While not an option for me and I was long ago convicted about the sin of self-pity, I too have often felt like the hero of the film and wanted to end it all. I’ve done my bit amidst many failures and betrayals and feel I have nothing more to offer, and that being the case, why not end it all now? It needed his guardian angel to tell George Bailey how things might have been if he weren’t around and did what he did in the face of great odds to deter him and, while my own guardian angel appears silent, I’m sure, if he were to make an entrance, he would show me things I was not aware off and some of it good. A friend of mine advised me of another top ten favourite, feel good film, to be shown on BBC later today: “Chariots of Fire”, and then there is another, competing for my best ever favourite, and interestingly to do with an appropriate topic this Christmas season, the theme of redemption: “The Shawshank Redemption”.
We are spoiled for choice! You needn’t agree with my analysis – just go and watch “It’s a Wonderful Life” and enjoy it! And finally, a Merry Christmas to any who have managed to read this to the end.
An afterthought concerns Hollywood and a thought I don’t recall being brought out by “Quite Frankly” or anyone else come to that. “It’s a Wonderful Life” is a stereo-typical Hollywood film insofar it encompassed all the Hollywood institutions, actors, script writers, and the wide array of people needed to make the film. While it was almost by accident it is now widely seen as one of Hollywood’s greatest films, after early modest public appeal, it is, as I have argued above, justified, giving encouragement to many, and this despite my own religious upbringing that sees films as a device of the Devil. Credit goes, not just to the inspired brilliance of Frank Capra and James Stewart, but to many others involved in the project. But here is my point … one of the impressions I get checking out alternative media is Hollywood today is a dark and corrupt place, with multiple citations of child sexual abuse and the few who call this out, along with other examples of the evil culture underlying it, being ostracized, cast aside or bumped off (arguably conspiracy theory but one day will be shown as fact). It may be signs were there in 1946, when the film, whose enduring quality is its wholesomeness and message of hope, of a less wholesome culture in which the film was made. It seems (to me, at least, and given these exposés) that Hollywood has since veered markedly to the dark side, and the question is begged: whether or not Hollywood can be redeemed?
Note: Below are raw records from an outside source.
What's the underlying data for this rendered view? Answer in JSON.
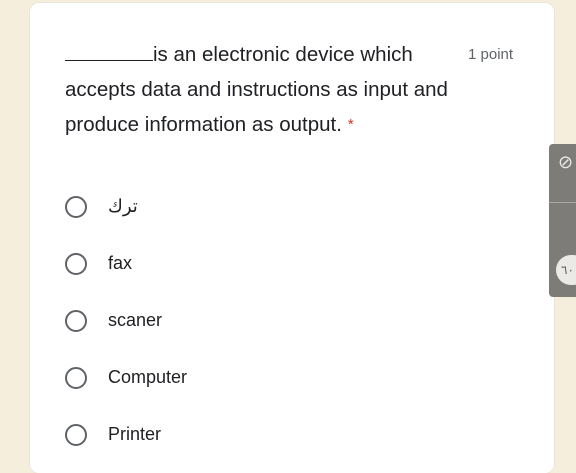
{
  "question": {
    "text_after_blank": "is an electronic device which accepts data and instructions as input and produce information as output.",
    "required_mark": "*",
    "points": "1 point"
  },
  "options": [
    {
      "label": "ترك",
      "selected": false
    },
    {
      "label": "fax",
      "selected": false
    },
    {
      "label": "scaner",
      "selected": false
    },
    {
      "label": "Computer",
      "selected": false
    },
    {
      "label": "Printer",
      "selected": false
    }
  ],
  "side_widget": {
    "top_icon": "mic-off-icon",
    "pill_text": "٦٠"
  }
}
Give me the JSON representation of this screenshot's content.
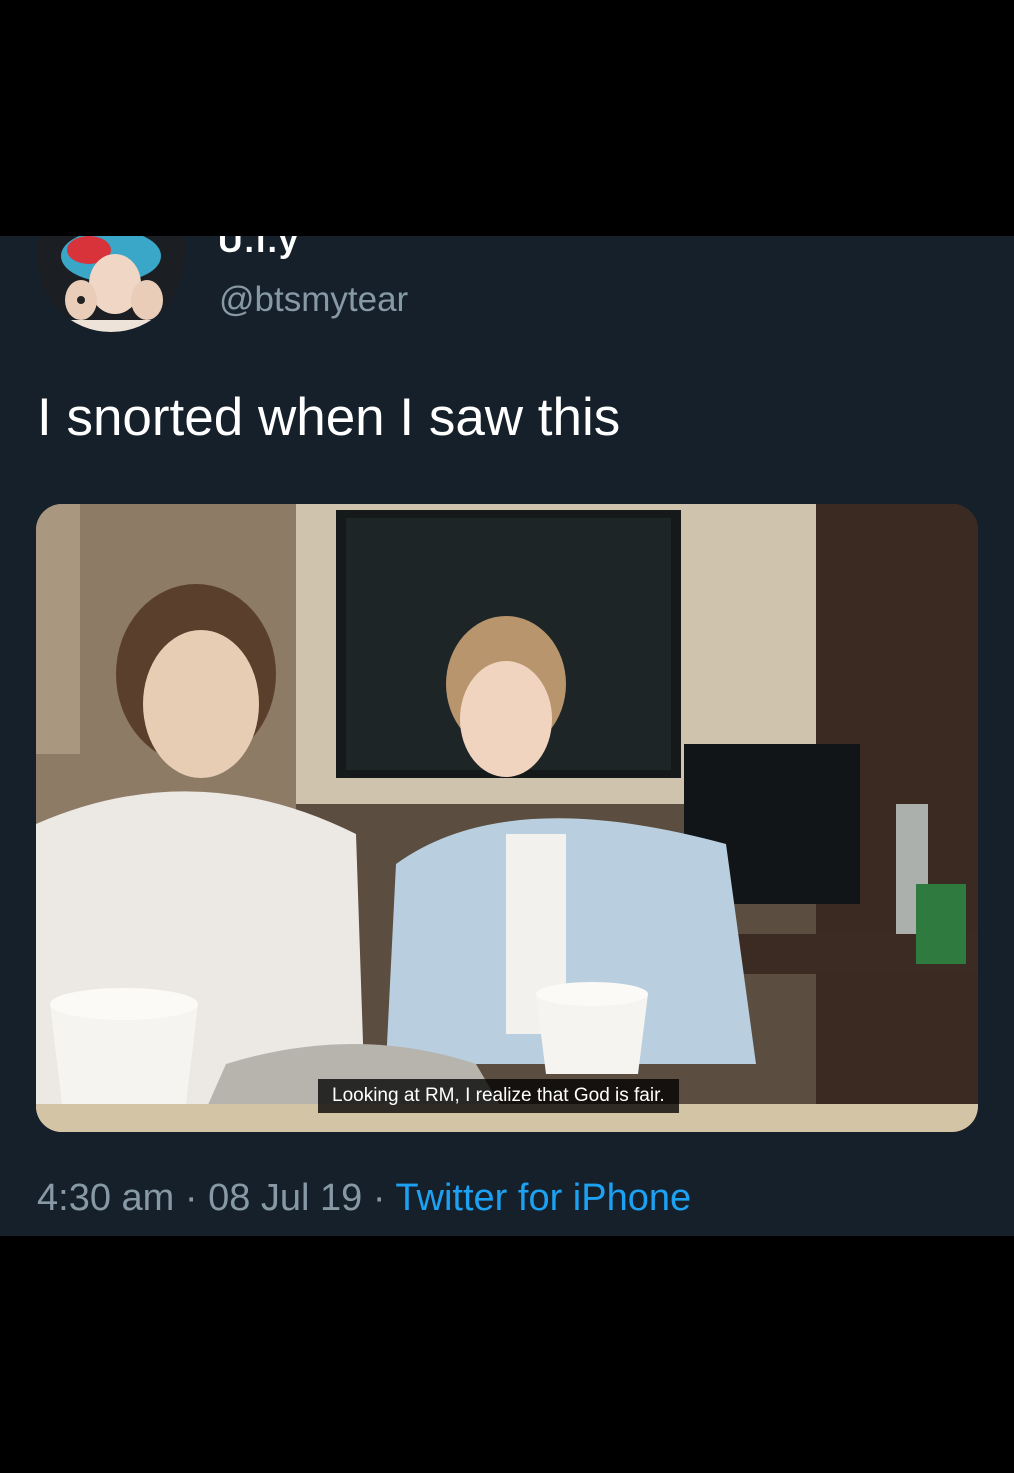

PS: After having written the above, I realised today (Christmas Day) it was time for me to watch the film again and glad I did. As often happens with the obvious go to place (YouTube) for visual media, you can do so, but only at a cost, but a Google search revealed a link to watch the film for free – so no excuse, go on; just click here!